Last summer, private equity firm Acharya Capital Partners needed financing for an acquisition. At first, founder and managing partner David Acharya went the traditional route, and approached bank lenders. The responses weren’t great. Plan B proved to be more successful: borrowing from private debt funds.
In 2022, bank lending fizzled and M&A activity plummeted. Russia’s invasion of Ukraine in February, inflationary pressures and rising interest rates, along with tumbling tech and healthcare stocks and a weaker Euro made securing funding in high-yield bond and leveraged loan markets difficult. With traditional paths to financing so narrow, alternative routes gained appeal.
“I got a more positive response and support letters from private debt funds,” Acharya says. “As a private equity investor who was a leveraged-finance banker earlier in my career, I was impressed how the private debt funds stepped up and acted more like a partner than just a lender.”
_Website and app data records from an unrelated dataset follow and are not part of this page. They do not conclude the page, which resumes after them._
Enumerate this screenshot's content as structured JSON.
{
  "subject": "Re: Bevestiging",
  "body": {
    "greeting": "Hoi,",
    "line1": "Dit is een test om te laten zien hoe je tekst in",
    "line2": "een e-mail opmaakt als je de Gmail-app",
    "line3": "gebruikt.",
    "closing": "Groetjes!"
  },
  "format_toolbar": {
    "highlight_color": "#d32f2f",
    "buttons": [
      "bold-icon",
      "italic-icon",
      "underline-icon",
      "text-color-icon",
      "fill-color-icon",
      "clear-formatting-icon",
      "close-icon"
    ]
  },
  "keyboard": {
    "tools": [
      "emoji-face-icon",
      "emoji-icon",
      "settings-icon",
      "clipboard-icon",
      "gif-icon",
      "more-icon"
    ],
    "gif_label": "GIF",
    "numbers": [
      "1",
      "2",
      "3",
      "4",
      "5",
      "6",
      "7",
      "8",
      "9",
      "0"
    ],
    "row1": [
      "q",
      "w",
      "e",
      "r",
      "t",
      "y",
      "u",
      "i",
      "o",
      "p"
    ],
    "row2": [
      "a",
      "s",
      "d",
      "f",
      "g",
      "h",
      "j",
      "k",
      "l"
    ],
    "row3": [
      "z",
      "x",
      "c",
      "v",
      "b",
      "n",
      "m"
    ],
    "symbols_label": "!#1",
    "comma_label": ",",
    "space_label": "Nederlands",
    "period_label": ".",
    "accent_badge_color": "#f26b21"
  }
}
They were readily able to put pricing to paper, he explains, more collaborative during the indication of interest process and even accompanied him on management presentations. Acharya calls them a “big advantage” during the “ups and downs” of the current credit cycle.
He’s not alone. According to PitchBook, global private debt fundraising activity touted a record-setting pace in 2021 and slowed down only slightly in the more subdued atmosphere of 2022, making it one of the more viable options for deal professionals to secure financing. In the first six months of 2022, 66 private debt funds raised a total of $82 billion—compared with the roughly $93 billion collected across 130 vehicles in the same period in the prior year.
While data was not yet available for the second half of 2022, at least one deal illustrated that the trend was continuing. In December, Atlanta-based marketing firm Mastermind Inc. tapped Noble Capital Markets to advise the private placement of up to $10 million in debt-related financing to support its acquisition plans, including the purchase of a California rival, Palms Boulevard.
Direct lending, the largest private debt category, represented over a third of capital raised in the first six months of 2022. Other strategies—in particular credit special-situations—also received strong investor interest, PitchBook noted.
Post time: Jan-12-2023